**THE TASK:** Copy the entries out again in full.

*** Opening RECORDS PROVIDED ***

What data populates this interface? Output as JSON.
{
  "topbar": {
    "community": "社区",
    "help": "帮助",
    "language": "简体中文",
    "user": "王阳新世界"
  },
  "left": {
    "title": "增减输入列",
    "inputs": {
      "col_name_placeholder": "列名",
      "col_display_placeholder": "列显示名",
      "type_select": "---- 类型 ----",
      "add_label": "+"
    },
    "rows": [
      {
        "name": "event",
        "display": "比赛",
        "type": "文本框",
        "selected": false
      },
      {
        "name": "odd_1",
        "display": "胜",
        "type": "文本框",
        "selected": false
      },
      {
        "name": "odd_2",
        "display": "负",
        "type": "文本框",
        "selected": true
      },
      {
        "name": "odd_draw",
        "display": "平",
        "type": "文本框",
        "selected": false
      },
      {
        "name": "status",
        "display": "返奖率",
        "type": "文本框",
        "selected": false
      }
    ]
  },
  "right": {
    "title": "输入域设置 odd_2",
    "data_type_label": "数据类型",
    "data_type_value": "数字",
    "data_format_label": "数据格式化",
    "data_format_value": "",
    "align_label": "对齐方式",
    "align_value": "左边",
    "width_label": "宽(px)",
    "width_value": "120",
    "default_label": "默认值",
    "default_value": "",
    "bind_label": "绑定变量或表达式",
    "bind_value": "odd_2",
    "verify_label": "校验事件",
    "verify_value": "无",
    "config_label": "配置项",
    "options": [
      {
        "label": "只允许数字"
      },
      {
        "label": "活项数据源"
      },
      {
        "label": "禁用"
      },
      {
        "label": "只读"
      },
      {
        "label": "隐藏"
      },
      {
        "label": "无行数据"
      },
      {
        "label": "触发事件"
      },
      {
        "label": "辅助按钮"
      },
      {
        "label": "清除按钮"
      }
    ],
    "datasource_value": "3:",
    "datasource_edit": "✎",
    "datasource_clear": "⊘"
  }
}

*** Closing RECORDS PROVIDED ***

**ANSWER TO THIS TASK:**
What data populates this interface? Output as JSON.
{
  "topbar": {
    "community": "社区",
    "help": "帮助",
    "language": "简体中文",
    "user": "王阳新世界"
  },
  "left": {
    "title": "增减输入列",
    "inputs": {
      "col_name_placeholder": "列名",
      "col_display_placeholder": "列显示名",
      "type_select": "---- 类型 ----",
      "add_label": "+"
    },
    "rows": [
      {
        "name": "event",
        "display": "比赛",
        "type": "文本框",
        "selected": false
      },
      {
        "name": "odd_1",
        "display": "胜",
        "type": "文本框",
        "selected": false
      },
      {
        "name": "odd_2",
        "display": "负",
        "type": "文本框",
        "selected": true
      },
      {
        "name": "odd_draw",
        "display": "平",
        "type": "文本框",
        "selected": false
      },
      {
        "name": "status",
        "display": "返奖率",
        "type": "文本框",
        "selected": false
      }
    ]
  },
  "right": {
    "title": "输入域设置 odd_2",
    "data_type_label": "数据类型",
    "data_type_value": "数字",
    "data_format_label": "数据格式化",
    "data_format_value": "",
    "align_label": "对齐方式",
    "align_value": "左边",
    "width_label": "宽(px)",
    "width_value": "120",
    "default_label": "默认值",
    "default_value": "",
    "bind_label": "绑定变量或表达式",
    "bind_value": "odd_2",
    "verify_label": "校验事件",
    "verify_value": "无",
    "config_label": "配置项",
    "options": [
      {
        "label": "只允许数字"
      },
      {
        "label": "活项数据源"
      },
      {
        "label": "禁用"
      },
      {
        "label": "只读"
      },
      {
        "label": "隐藏"
      },
      {
        "label": "无行数据"
      },
      {
        "label": "触发事件"
      },
      {
        "label": "辅助按钮"
      },
      {
        "label": "清除按钮"
      }
    ],
    "datasource_value": "3:",
    "datasource_edit": "✎",
    "datasource_clear": "⊘"
  }
}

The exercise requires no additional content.